Last week I wrote about the world of auctions. This week let’s visit its vulgarian cousin, the yard or estate sale. These things are ubiquitous, but we never see them until we are faced with cleaning out the garage, basement, or attic. It’s springtime, we might be moving, the spouse is on a tear, so let’s make it fun and profitable.
First, here are some tips on how to set one up. Pick a weekend at the beginning of the month, just after people have been paid. Advertise on social media and tack up signs. Research has found that you get better results if you use a black border on the sign, by the way.
Next, put out your precious accumulation of junque by category. Get the kids to help as a fun family project. Set up your yard, garage, or driveway like a store. Make sure that everything is clean and stacked or hung. Have a handy garbage can and some packaging for people to take home their treasures in.
Put a price tag on each item. Be clever, be honest, and price things to sell. Start with half to one-third of retail price. Selling is the whole reason for this effort, isn’t it? Consider making everything half off in the afternoon, or second day, if you have to move volume. Keep a lot of small bills to make change.

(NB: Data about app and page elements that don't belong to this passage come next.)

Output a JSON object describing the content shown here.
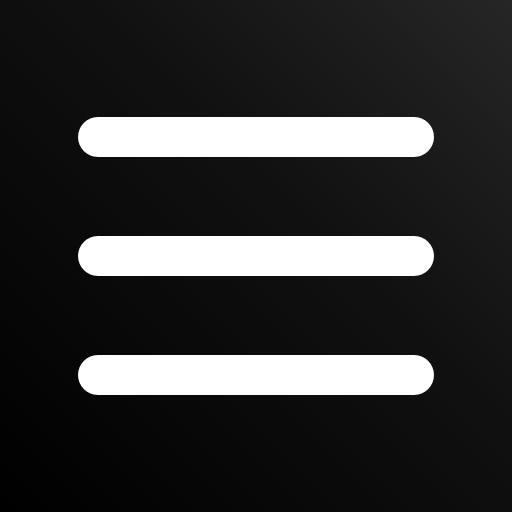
{
  "icon": {
    "name": "hamburger-menu-icon",
    "line_count": 3
  },
  "colors": {
    "background_dark": "#000000",
    "background_light": "#262626",
    "foreground": "#ffffff"
  }
}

Set up early. It will take more time than you think and serious shoppers will always show up first thing. Put your “hot” items up front to draw people in. Have cookies and $1 water available. That always keeps people hanging around longer so that they will discover additional “finds.” Play background music, put up balloons. This is supposed to be fun.
Also, find out if your municipality requires a permit! You’d hate to have the party spoiled by being shut down or fined. It can happen, so look into it.

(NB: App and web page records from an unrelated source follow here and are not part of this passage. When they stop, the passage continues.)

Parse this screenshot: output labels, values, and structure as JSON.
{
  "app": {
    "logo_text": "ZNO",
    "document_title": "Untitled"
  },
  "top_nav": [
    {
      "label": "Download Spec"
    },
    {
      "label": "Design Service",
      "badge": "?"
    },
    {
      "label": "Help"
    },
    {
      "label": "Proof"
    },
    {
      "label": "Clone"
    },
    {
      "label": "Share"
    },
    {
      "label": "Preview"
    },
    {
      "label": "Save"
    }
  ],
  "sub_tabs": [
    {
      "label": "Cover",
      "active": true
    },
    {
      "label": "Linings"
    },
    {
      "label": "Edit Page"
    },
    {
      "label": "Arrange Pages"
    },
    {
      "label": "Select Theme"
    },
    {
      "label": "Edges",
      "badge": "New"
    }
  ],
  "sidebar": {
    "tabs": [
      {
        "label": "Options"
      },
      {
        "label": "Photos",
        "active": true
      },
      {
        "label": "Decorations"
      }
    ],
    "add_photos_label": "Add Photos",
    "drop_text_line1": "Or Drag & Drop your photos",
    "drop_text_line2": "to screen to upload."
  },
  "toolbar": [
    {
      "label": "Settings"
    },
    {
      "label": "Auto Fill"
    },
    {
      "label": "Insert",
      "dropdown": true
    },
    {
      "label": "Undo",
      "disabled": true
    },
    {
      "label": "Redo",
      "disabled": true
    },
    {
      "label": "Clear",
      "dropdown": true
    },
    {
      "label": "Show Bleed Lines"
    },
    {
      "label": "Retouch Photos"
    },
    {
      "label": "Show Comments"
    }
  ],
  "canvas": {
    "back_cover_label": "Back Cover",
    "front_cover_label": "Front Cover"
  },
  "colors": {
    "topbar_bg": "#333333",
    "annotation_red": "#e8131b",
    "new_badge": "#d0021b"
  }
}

Success as a Shopper
The flip side of this is having fun spotting a yard or estate sale deal as a shopper. Start by looking in social media or your local newspaper to see where the sales might be clustered for convenience.

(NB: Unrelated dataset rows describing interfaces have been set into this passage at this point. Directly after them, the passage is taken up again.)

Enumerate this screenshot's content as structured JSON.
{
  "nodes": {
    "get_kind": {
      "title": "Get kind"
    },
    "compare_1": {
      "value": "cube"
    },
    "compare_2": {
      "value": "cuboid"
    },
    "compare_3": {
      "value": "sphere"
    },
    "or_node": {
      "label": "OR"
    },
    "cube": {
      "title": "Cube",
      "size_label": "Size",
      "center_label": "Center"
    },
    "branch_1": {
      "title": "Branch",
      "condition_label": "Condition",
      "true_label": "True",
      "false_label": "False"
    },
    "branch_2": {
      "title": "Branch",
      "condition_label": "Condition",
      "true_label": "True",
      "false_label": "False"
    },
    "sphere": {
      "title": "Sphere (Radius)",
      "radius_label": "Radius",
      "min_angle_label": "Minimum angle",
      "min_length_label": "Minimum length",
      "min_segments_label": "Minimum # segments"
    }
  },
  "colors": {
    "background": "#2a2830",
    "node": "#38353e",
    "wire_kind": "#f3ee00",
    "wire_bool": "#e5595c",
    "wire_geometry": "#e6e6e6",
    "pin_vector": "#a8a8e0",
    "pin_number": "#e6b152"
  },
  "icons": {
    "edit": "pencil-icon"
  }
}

Consider yardsalesearch.com or the Garage Sale Rover app. And look for upscale neighborhoods. People moving especially from older homes is a key. Isn’t that where you’re more likely to find the good stuff?
Shop early, as in the bird and the worm. Your competition will be serious collectors and dealers. Where do you think they get their inventory?
If you are even thinking about something, pick it up and hold it. Polite snatching is the rule, so hold on until you have decided. Check values online while you are at it. Bring a flashlight and magnifying glass for close inspection.
One important thing to understand is that haggling is the rule of the day. Many Americans are uncomfortable with this, but it is expected, it is fun, and you may save a lot of money.
Start by asking for “your best price,” or just a discount. How about: “Work with me on this,” “Would you take…?” or put together two or more items to make a bundle that you can leverage into a discount. They use this method a lot on the History Channel’s “American Pickers.”
Lastly, it’s your money and you are in control. Say “I need to think about this,” and just walk away. Sometimes the seller will come after you to finish the deal. It’s fun either way.